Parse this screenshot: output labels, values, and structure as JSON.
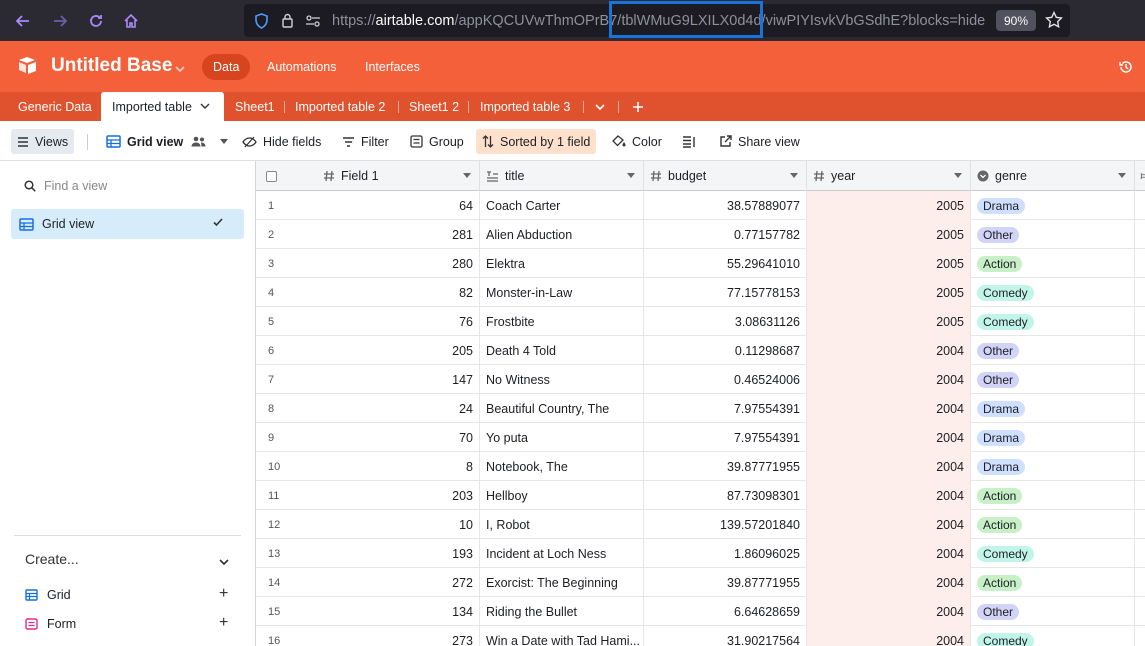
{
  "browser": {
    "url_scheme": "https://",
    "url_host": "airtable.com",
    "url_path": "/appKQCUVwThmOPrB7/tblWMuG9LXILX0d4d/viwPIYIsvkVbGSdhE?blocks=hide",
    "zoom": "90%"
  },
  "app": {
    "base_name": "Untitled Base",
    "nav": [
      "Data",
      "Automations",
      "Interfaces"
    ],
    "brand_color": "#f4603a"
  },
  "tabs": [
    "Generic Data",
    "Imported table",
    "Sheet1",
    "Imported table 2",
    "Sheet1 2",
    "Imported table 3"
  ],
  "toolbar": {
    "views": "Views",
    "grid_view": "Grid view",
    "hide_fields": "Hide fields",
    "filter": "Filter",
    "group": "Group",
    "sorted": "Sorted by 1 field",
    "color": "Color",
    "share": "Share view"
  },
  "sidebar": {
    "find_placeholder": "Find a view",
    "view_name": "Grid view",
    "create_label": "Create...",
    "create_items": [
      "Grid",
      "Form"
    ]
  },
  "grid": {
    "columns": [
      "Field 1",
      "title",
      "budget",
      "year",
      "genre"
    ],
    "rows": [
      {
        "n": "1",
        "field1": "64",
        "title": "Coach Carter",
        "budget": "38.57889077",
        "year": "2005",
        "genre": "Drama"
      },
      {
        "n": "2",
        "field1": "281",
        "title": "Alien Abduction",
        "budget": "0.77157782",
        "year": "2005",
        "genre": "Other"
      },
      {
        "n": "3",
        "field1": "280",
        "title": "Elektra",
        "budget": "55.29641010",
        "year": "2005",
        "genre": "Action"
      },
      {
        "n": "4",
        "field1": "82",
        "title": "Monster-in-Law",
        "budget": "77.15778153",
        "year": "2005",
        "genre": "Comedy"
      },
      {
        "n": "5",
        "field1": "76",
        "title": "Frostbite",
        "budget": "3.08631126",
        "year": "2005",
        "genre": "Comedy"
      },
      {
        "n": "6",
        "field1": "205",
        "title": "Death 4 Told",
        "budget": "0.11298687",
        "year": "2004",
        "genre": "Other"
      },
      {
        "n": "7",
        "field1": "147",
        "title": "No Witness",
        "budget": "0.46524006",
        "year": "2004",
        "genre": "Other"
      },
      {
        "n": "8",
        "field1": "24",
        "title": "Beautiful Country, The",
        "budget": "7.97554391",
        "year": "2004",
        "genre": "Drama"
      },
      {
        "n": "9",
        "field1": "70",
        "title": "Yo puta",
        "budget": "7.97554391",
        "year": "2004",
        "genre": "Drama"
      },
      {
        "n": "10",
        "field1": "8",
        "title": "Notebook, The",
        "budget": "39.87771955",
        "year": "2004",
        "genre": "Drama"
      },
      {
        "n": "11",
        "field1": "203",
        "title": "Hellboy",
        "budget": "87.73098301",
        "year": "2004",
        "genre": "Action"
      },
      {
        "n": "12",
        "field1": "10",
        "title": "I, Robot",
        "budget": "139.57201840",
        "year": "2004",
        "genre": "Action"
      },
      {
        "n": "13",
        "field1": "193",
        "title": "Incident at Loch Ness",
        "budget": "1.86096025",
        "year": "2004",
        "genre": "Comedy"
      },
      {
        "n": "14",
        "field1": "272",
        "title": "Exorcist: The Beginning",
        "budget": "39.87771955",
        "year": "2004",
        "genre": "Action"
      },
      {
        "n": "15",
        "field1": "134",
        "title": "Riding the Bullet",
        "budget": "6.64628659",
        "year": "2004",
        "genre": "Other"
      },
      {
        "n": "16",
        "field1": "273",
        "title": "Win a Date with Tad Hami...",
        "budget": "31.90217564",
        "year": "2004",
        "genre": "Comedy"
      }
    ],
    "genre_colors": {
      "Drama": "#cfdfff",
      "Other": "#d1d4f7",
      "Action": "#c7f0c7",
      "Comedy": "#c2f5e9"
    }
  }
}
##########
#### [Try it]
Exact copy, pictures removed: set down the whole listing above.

#### [Response box]
Parse this screenshot: output labels, values, and structure as JSON.
{
  "browser": {
    "url_scheme": "https://",
    "url_host": "airtable.com",
    "url_path": "/appKQCUVwThmOPrB7/tblWMuG9LXILX0d4d/viwPIYIsvkVbGSdhE?blocks=hide",
    "zoom": "90%"
  },
  "app": {
    "base_name": "Untitled Base",
    "nav": [
      "Data",
      "Automations",
      "Interfaces"
    ],
    "brand_color": "#f4603a"
  },
  "tabs": [
    "Generic Data",
    "Imported table",
    "Sheet1",
    "Imported table 2",
    "Sheet1 2",
    "Imported table 3"
  ],
  "toolbar": {
    "views": "Views",
    "grid_view": "Grid view",
    "hide_fields": "Hide fields",
    "filter": "Filter",
    "group": "Group",
    "sorted": "Sorted by 1 field",
    "color": "Color",
    "share": "Share view"
  },
  "sidebar": {
    "find_placeholder": "Find a view",
    "view_name": "Grid view",
    "create_label": "Create...",
    "create_items": [
      "Grid",
      "Form"
    ]
  },
  "grid": {
    "columns": [
      "Field 1",
      "title",
      "budget",
      "year",
      "genre"
    ],
    "rows": [
      {
        "n": "1",
        "field1": "64",
        "title": "Coach Carter",
        "budget": "38.57889077",
        "year": "2005",
        "genre": "Drama"
      },
      {
        "n": "2",
        "field1": "281",
        "title": "Alien Abduction",
        "budget": "0.77157782",
        "year": "2005",
        "genre": "Other"
      },
      {
        "n": "3",
        "field1": "280",
        "title": "Elektra",
        "budget": "55.29641010",
        "year": "2005",
        "genre": "Action"
      },
      {
        "n": "4",
        "field1": "82",
        "title": "Monster-in-Law",
        "budget": "77.15778153",
        "year": "2005",
        "genre": "Comedy"
      },
      {
        "n": "5",
        "field1": "76",
        "title": "Frostbite",
        "budget": "3.08631126",
        "year": "2005",
        "genre": "Comedy"
      },
      {
        "n": "6",
        "field1": "205",
        "title": "Death 4 Told",
        "budget": "0.11298687",
        "year": "2004",
        "genre": "Other"
      },
      {
        "n": "7",
        "field1": "147",
        "title": "No Witness",
        "budget": "0.46524006",
        "year": "2004",
        "genre": "Other"
      },
      {
        "n": "8",
        "field1": "24",
        "title": "Beautiful Country, The",
        "budget": "7.97554391",
        "year": "2004",
        "genre": "Drama"
      },
      {
        "n": "9",
        "field1": "70",
        "title": "Yo puta",
        "budget": "7.97554391",
        "year": "2004",
        "genre": "Drama"
      },
      {
        "n": "10",
        "field1": "8",
        "title": "Notebook, The",
        "budget": "39.87771955",
        "year": "2004",
        "genre": "Drama"
      },
      {
        "n": "11",
        "field1": "203",
        "title": "Hellboy",
        "budget": "87.73098301",
        "year": "2004",
        "genre": "Action"
      },
      {
        "n": "12",
        "field1": "10",
        "title": "I, Robot",
        "budget": "139.57201840",
        "year": "2004",
        "genre": "Action"
      },
      {
        "n": "13",
        "field1": "193",
        "title": "Incident at Loch Ness",
        "budget": "1.86096025",
        "year": "2004",
        "genre": "Comedy"
      },
      {
        "n": "14",
        "field1": "272",
        "title": "Exorcist: The Beginning",
        "budget": "39.87771955",
        "year": "2004",
        "genre": "Action"
      },
      {
        "n": "15",
        "field1": "134",
        "title": "Riding the Bullet",
        "budget": "6.64628659",
        "year": "2004",
        "genre": "Other"
      },
      {
        "n": "16",
        "field1": "273",
        "title": "Win a Date with Tad Hami...",
        "budget": "31.90217564",
        "year": "2004",
        "genre": "Comedy"
      }
    ],
    "genre_colors": {
      "Drama": "#cfdfff",
      "Other": "#d1d4f7",
      "Action": "#c7f0c7",
      "Comedy": "#c2f5e9"
    }
  }
}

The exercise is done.